## Exercise aim
Copy everything in the listing below word for word, apart from any images.

┄┄┄┄┄┄┄┄┄┄

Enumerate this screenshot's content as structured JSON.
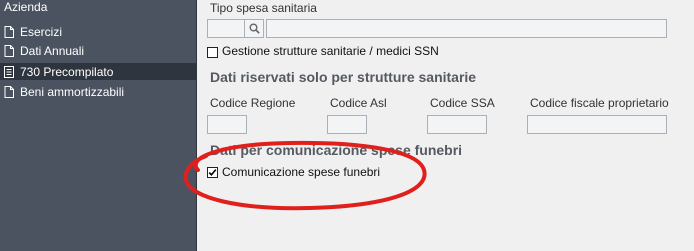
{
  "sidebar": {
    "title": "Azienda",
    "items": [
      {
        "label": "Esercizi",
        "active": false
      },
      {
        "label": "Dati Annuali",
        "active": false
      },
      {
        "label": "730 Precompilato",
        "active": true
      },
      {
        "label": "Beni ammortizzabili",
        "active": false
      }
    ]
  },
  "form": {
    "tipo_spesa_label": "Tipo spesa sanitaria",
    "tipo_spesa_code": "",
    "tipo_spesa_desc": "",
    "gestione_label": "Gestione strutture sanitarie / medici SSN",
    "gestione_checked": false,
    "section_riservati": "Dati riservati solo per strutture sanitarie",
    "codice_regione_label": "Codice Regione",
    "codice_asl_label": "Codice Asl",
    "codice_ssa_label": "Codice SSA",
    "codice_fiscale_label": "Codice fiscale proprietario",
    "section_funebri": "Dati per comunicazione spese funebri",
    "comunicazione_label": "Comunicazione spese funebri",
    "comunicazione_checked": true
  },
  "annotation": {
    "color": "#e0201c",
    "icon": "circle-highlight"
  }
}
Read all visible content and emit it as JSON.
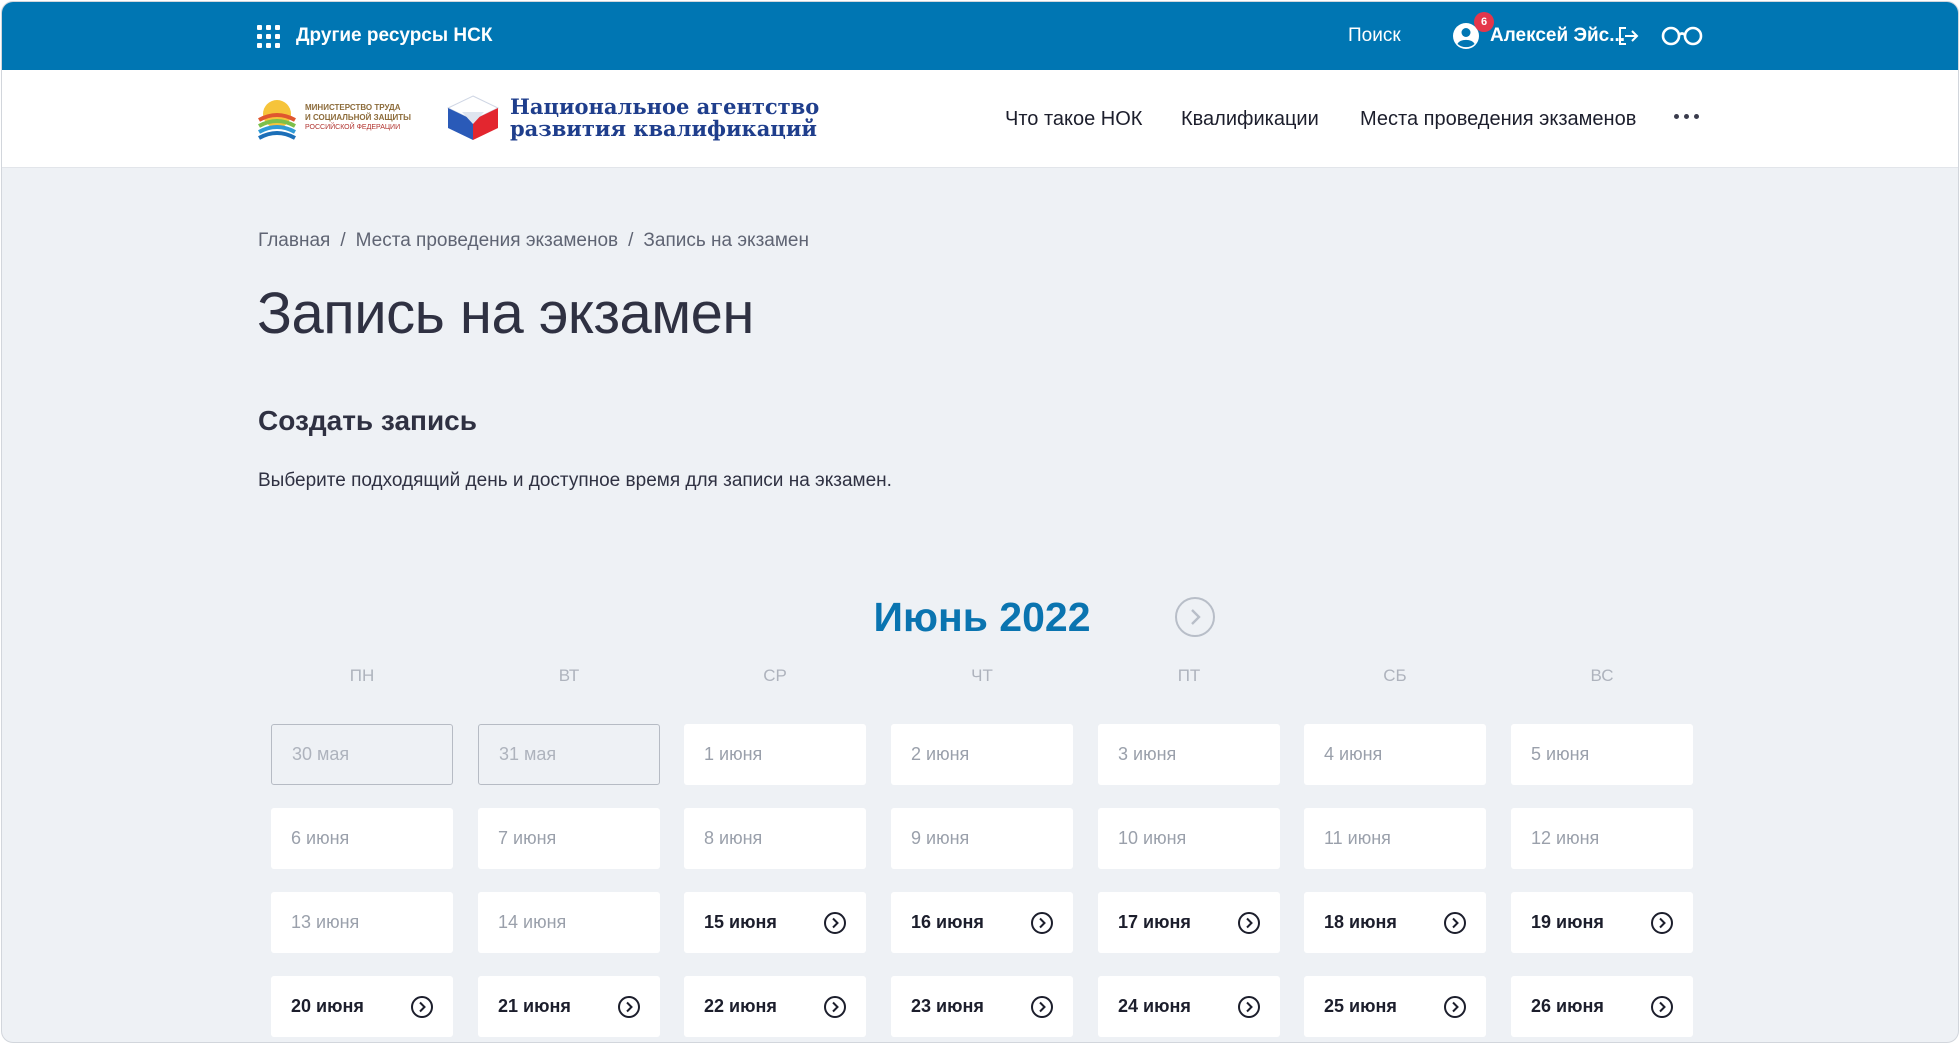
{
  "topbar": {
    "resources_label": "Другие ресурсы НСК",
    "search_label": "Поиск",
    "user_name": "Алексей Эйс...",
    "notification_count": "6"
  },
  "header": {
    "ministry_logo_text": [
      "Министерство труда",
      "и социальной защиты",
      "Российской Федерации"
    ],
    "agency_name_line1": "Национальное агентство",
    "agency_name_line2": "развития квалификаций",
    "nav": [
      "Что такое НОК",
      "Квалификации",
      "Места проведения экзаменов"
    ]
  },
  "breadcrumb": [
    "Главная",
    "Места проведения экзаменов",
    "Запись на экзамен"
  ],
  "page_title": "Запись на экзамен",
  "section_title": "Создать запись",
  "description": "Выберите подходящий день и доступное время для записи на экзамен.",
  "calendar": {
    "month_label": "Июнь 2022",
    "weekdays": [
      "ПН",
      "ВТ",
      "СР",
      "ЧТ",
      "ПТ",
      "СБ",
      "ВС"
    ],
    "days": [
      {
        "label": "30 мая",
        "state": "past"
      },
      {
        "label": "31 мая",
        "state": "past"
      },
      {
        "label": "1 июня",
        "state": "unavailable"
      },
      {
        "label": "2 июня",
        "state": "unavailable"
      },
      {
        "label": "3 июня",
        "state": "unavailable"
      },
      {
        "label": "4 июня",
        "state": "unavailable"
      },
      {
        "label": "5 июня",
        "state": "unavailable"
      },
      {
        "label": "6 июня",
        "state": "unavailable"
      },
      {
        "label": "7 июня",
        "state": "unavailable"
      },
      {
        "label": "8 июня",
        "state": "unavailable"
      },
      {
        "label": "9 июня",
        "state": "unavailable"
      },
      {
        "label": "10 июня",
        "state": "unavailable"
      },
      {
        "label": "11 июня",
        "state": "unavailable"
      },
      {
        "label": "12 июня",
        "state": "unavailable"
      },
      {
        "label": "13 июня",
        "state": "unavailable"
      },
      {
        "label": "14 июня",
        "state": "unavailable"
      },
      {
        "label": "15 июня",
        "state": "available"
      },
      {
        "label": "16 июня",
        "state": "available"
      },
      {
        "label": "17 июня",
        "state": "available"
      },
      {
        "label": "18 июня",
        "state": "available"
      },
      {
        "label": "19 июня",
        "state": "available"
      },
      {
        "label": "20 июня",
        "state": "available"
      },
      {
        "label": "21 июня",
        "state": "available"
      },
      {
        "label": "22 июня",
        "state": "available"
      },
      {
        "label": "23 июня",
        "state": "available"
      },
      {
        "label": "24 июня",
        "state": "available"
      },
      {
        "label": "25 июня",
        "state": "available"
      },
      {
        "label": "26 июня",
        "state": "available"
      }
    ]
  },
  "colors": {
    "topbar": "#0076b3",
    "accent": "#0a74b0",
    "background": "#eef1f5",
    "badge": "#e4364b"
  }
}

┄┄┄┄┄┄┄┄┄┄

## Result
Enumerate this screenshot's content as structured JSON.
{
  "sidebar": {
    "title": "Azienda",
    "items": [
      {
        "label": "Esercizi",
        "active": false
      },
      {
        "label": "Dati Annuali",
        "active": false
      },
      {
        "label": "730 Precompilato",
        "active": true
      },
      {
        "label": "Beni ammortizzabili",
        "active": false
      }
    ]
  },
  "form": {
    "tipo_spesa_label": "Tipo spesa sanitaria",
    "tipo_spesa_code": "",
    "tipo_spesa_desc": "",
    "gestione_label": "Gestione strutture sanitarie / medici SSN",
    "gestione_checked": false,
    "section_riservati": "Dati riservati solo per strutture sanitarie",
    "codice_regione_label": "Codice Regione",
    "codice_asl_label": "Codice Asl",
    "codice_ssa_label": "Codice SSA",
    "codice_fiscale_label": "Codice fiscale proprietario",
    "section_funebri": "Dati per comunicazione spese funebri",
    "comunicazione_label": "Comunicazione spese funebri",
    "comunicazione_checked": true
  },
  "annotation": {
    "color": "#e0201c",
    "icon": "circle-highlight"
  }
}
Read all visible content and emit it as JSON.
{
  "topbar": {
    "resources_label": "Другие ресурсы НСК",
    "search_label": "Поиск",
    "user_name": "Алексей Эйс...",
    "notification_count": "6"
  },
  "header": {
    "ministry_logo_text": [
      "Министерство труда",
      "и социальной защиты",
      "Российской Федерации"
    ],
    "agency_name_line1": "Национальное агентство",
    "agency_name_line2": "развития квалификаций",
    "nav": [
      "Что такое НОК",
      "Квалификации",
      "Места проведения экзаменов"
    ]
  },
  "breadcrumb": [
    "Главная",
    "Места проведения экзаменов",
    "Запись на экзамен"
  ],
  "page_title": "Запись на экзамен",
  "section_title": "Создать запись",
  "description": "Выберите подходящий день и доступное время для записи на экзамен.",
  "calendar": {
    "month_label": "Июнь 2022",
    "weekdays": [
      "ПН",
      "ВТ",
      "СР",
      "ЧТ",
      "ПТ",
      "СБ",
      "ВС"
    ],
    "days": [
      {
        "label": "30 мая",
        "state": "past"
      },
      {
        "label": "31 мая",
        "state": "past"
      },
      {
        "label": "1 июня",
        "state": "unavailable"
      },
      {
        "label": "2 июня",
        "state": "unavailable"
      },
      {
        "label": "3 июня",
        "state": "unavailable"
      },
      {
        "label": "4 июня",
        "state": "unavailable"
      },
      {
        "label": "5 июня",
        "state": "unavailable"
      },
      {
        "label": "6 июня",
        "state": "unavailable"
      },
      {
        "label": "7 июня",
        "state": "unavailable"
      },
      {
        "label": "8 июня",
        "state": "unavailable"
      },
      {
        "label": "9 июня",
        "state": "unavailable"
      },
      {
        "label": "10 июня",
        "state": "unavailable"
      },
      {
        "label": "11 июня",
        "state": "unavailable"
      },
      {
        "label": "12 июня",
        "state": "unavailable"
      },
      {
        "label": "13 июня",
        "state": "unavailable"
      },
      {
        "label": "14 июня",
        "state": "unavailable"
      },
      {
        "label": "15 июня",
        "state": "available"
      },
      {
        "label": "16 июня",
        "state": "available"
      },
      {
        "label": "17 июня",
        "state": "available"
      },
      {
        "label": "18 июня",
        "state": "available"
      },
      {
        "label": "19 июня",
        "state": "available"
      },
      {
        "label": "20 июня",
        "state": "available"
      },
      {
        "label": "21 июня",
        "state": "available"
      },
      {
        "label": "22 июня",
        "state": "available"
      },
      {
        "label": "23 июня",
        "state": "available"
      },
      {
        "label": "24 июня",
        "state": "available"
      },
      {
        "label": "25 июня",
        "state": "available"
      },
      {
        "label": "26 июня",
        "state": "available"
      }
    ]
  },
  "colors": {
    "topbar": "#0076b3",
    "accent": "#0a74b0",
    "background": "#eef1f5",
    "badge": "#e4364b"
  }
}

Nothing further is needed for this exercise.